Although the case has no direct impact as legal precedent in the United States, a Canadian court recently ruled on the question of whether a homeowner’s insurance carrier had a duty to defend and indemnify parents whose child engaged in the bullying of another peer. The case (D.E. v. Unifund Assurance Company) involved the parents of a school-age child who bullied another student at school. Although a trial court initially held that the homeowner’s insurance carrier had no duty to defend or indemnify the parents of the bully in a civil action, an Ontario appellate court reversed this ruling.
Brief Overview of Unifund
In the Unifund case, a civil action was commenced against several children and their parents by the parents of a young girl who was allegedly the victim of bullying, threatening behavior, and physical attacks at school. The lawsuit alleged that as a result of the bullying the young girl and her mother suffered serious psychological injuries as well as emotional trauma. The lawsuit sought to impose liability on the parents under a theory of negligence. The plaintiffs specifically alleged that the parents of the bully were negligent in failing to be aware of or take any action against their son as a result of the bullying. After being notified of the lawsuit, the parents notified their homeowner’s insurance carrier of the lawsuit and sought coverage. Unifund, the homeowners’ insurance carrier, declined coverage based on its interpretation of the policy. The trial court agreed with Unifund’s interpretation, and the homeowner parents appealed.

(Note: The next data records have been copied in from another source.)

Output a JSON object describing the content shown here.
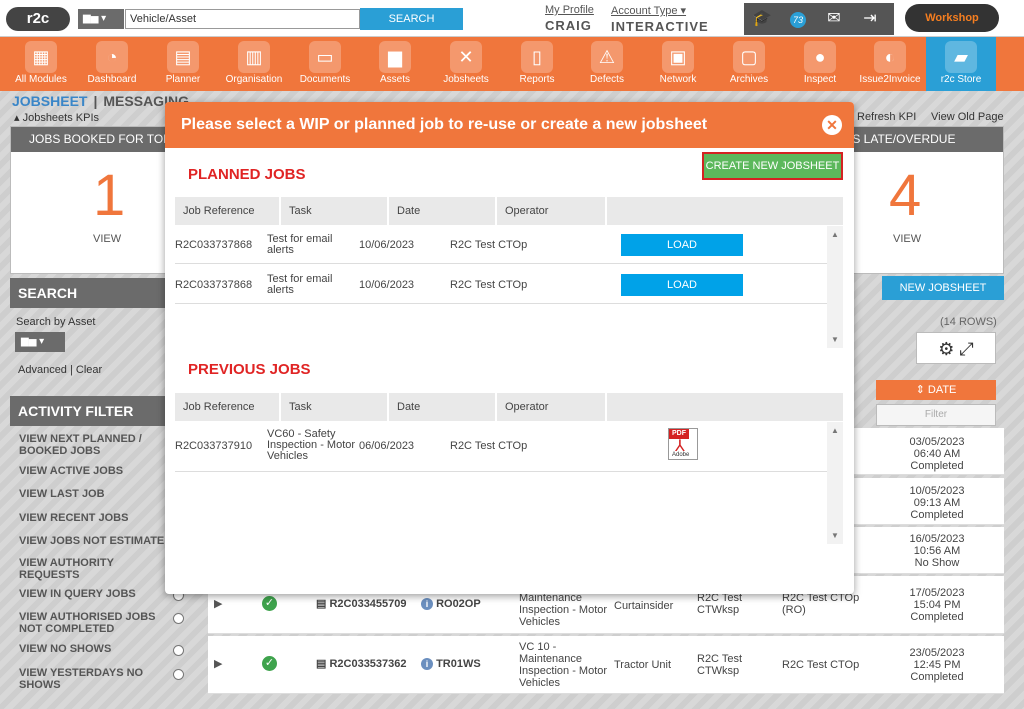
{
  "topbar": {
    "logo": "r2c",
    "vehicle_type_icon": "truck-icon",
    "search_placeholder": "Vehicle/Asset",
    "search_button": "SEARCH",
    "profile_link": "My Profile",
    "profile_name": "CRAIG",
    "account_link": "Account Type",
    "account_value": "INTERACTIVE",
    "notification_count": "73",
    "workshop_label": "Workshop"
  },
  "nav": [
    {
      "label": "All Modules",
      "icon": "grid-icon"
    },
    {
      "label": "Dashboard",
      "icon": "speedometer-icon"
    },
    {
      "label": "Planner",
      "icon": "calendar-icon"
    },
    {
      "label": "Organisation",
      "icon": "building-icon"
    },
    {
      "label": "Documents",
      "icon": "folder-icon"
    },
    {
      "label": "Assets",
      "icon": "truck-icon"
    },
    {
      "label": "Jobsheets",
      "icon": "tools-icon"
    },
    {
      "label": "Reports",
      "icon": "clipboard-icon"
    },
    {
      "label": "Defects",
      "icon": "warning-icon"
    },
    {
      "label": "Network",
      "icon": "contact-icon"
    },
    {
      "label": "Archives",
      "icon": "archive-icon"
    },
    {
      "label": "Inspect",
      "icon": "inspect-icon"
    },
    {
      "label": "Issue2Invoice",
      "icon": "invoice-icon"
    },
    {
      "label": "r2c Store",
      "icon": "briefcase-icon"
    }
  ],
  "page": {
    "title": "JOBSHEET",
    "messaging": "MESSAGING",
    "kpis_link": "Jobsheets KPIs",
    "refresh_kpi": "Refresh KPI",
    "view_old_page": "View Old Page"
  },
  "kpi_tiles": [
    {
      "header": "JOBS BOOKED FOR TODAY",
      "value": "1",
      "view": "VIEW"
    },
    {
      "header": "JOBS LATE/OVERDUE",
      "value": "4",
      "view": "VIEW"
    }
  ],
  "search_panel": {
    "header": "SEARCH",
    "search_by_asset": "Search by Asset",
    "advanced": "Advanced",
    "clear": "Clear"
  },
  "activity_filter": {
    "header": "ACTIVITY FILTER",
    "items": [
      "VIEW NEXT PLANNED / BOOKED JOBS",
      "VIEW ACTIVE JOBS",
      "VIEW LAST JOB",
      "VIEW RECENT JOBS",
      "VIEW JOBS NOT ESTIMATED",
      "VIEW AUTHORITY REQUESTS",
      "VIEW IN QUERY JOBS",
      "VIEW AUTHORISED JOBS NOT COMPLETED",
      "VIEW NO SHOWS",
      "VIEW YESTERDAYS NO SHOWS"
    ]
  },
  "background_table": {
    "new_jobsheet": "NEW JOBSHEET",
    "rows_count": "(14 ROWS)",
    "date_header": "DATE",
    "filter_placeholder": "Filter",
    "dates": [
      {
        "date": "03/05/2023",
        "time": "06:40 AM",
        "status": "Completed"
      },
      {
        "date": "10/05/2023",
        "time": "09:13 AM",
        "status": "Completed"
      },
      {
        "date": "16/05/2023",
        "time": "10:56 AM",
        "status": "No Show"
      }
    ],
    "rows": [
      {
        "job": "R2C033455709",
        "reg": "RO02OP",
        "task": "Maintenance Inspection - Motor Vehicles",
        "type": "Curtainsider",
        "site": "R2C Test CTWksp",
        "operator": "R2C Test CTOp (RO)",
        "date": "17/05/2023",
        "time": "15:04 PM",
        "status": "Completed"
      },
      {
        "job": "R2C033537362",
        "reg": "TR01WS",
        "task": "VC 10 - Maintenance Inspection - Motor Vehicles",
        "type": "Tractor Unit",
        "site": "R2C Test CTWksp",
        "operator": "R2C Test CTOp",
        "date": "23/05/2023",
        "time": "12:45 PM",
        "status": "Completed"
      }
    ]
  },
  "modal": {
    "title": "Please select a WIP or planned job to re-use or create a new jobsheet",
    "create_button": "CREATE NEW JOBSHEET",
    "planned_title": "PLANNED JOBS",
    "previous_title": "PREVIOUS JOBS",
    "columns": [
      "Job Reference",
      "Task",
      "Date",
      "Operator"
    ],
    "planned_jobs": [
      {
        "ref": "R2C033737868",
        "task": "Test for email alerts",
        "date": "10/06/2023",
        "operator": "R2C Test CTOp",
        "action": "LOAD"
      },
      {
        "ref": "R2C033737868",
        "task": "Test for email alerts",
        "date": "10/06/2023",
        "operator": "R2C Test CTOp",
        "action": "LOAD"
      }
    ],
    "previous_jobs": [
      {
        "ref": "R2C033737910",
        "task": "VC60 - Safety Inspection - Motor Vehicles",
        "date": "06/06/2023",
        "operator": "R2C Test CTOp",
        "pdf_label": "PDF",
        "pdf_brand": "Adobe"
      }
    ]
  }
}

On appeal, the appellate court examined the specific terms of the policy, including the terms that dealt with exclusion of coverage. Under those terms, the policy specifically indicated it would not defend or indemnify the parents where an “intentional act” or “failure to act” occurred. Unifund argued that this also extended to “negligent acts” insofar as a “negligent” or “careless” act is still an intentionally committed act. The appellate court disagreed. If Unifund’s argument were accepted according to the court, then it could be used to avoid defending or indemnifying any policyholder accused of committing any negligent act. Most negligent acts are committed “intentionally” in that they are voluntary actions undertaken by the tortfeasor.

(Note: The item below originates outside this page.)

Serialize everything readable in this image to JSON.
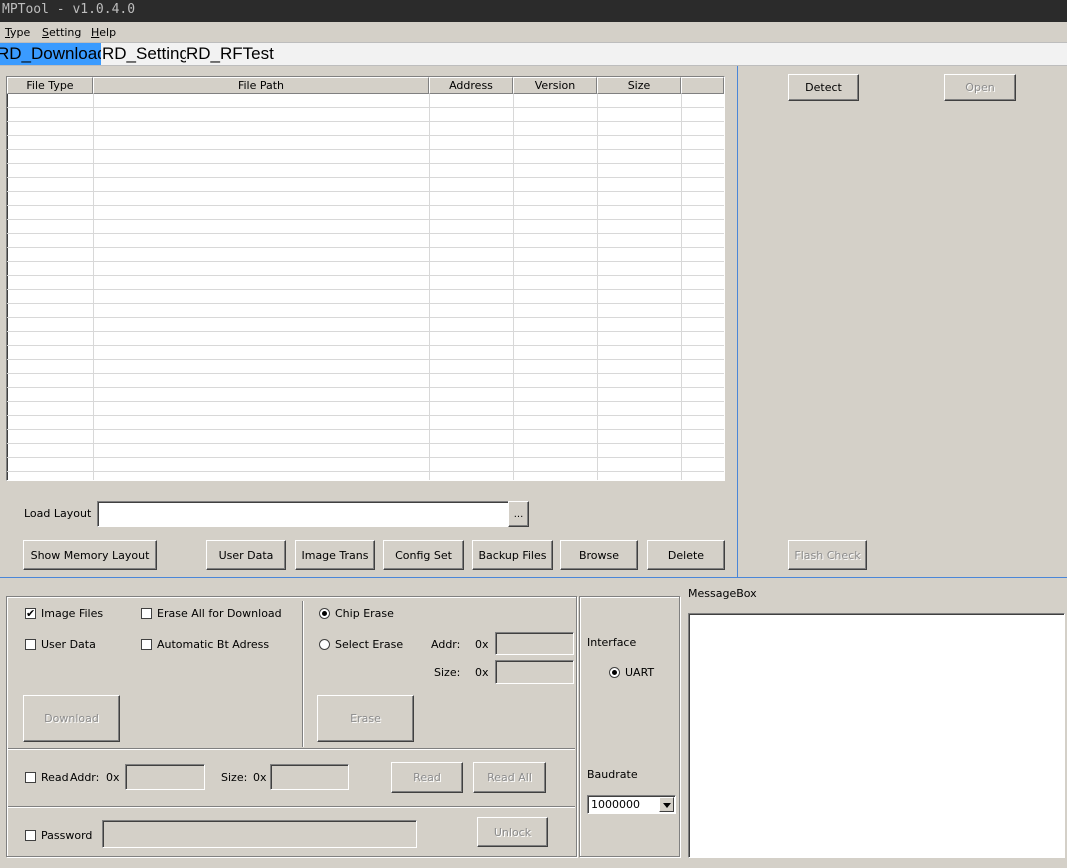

Applicability to the United States and Florida
Bullying – especially cyberbullying – is a growing problem in the United States. Several high-profile cases have demonstrated the terrible and sometimes fatal consequences of bullying. Many children and teens have easy access to the Internet and possess savvy in using social media sites with false personas or while remaining anonymous. This skill set makes it easy for these children to bully and taunt their peers. In some of these cases, lawsuits have been filed against the bully’s parents for failing to properly supervise their child’s behavior. “Failing to supervise” a child liability claims allege that parents acted negligently or carelessly in the way they supervise their child’s activities.
It is important to read your homeowner’s insurance policy. Although the Unifund case was decided in Canada, the Unifund case illustrates a potential approach that a Florida insurer might employ to avoid covering a bullying liability claim. Even if your policy contains a provision indicating the insurer will defend and indemnify you in cases not involving an “intentional” or criminal act, the insurer may still attempt to frame any negligence lawsuit as being based on an “intentional” act. In such an event, the assistance of a Florida homeowner’s insurance claim attorney can be especially helpful.
You can reach Miami Insurance Claims Lawyer J.P. Gonzalez-Sirgo by dialing his direct number at (786) 272-5841, calling the main office at (305) 461-1095, or Toll Free at 1 (866) 71-CLAIM or email Attorney Gonzalez-Sirgo directly at [email protected].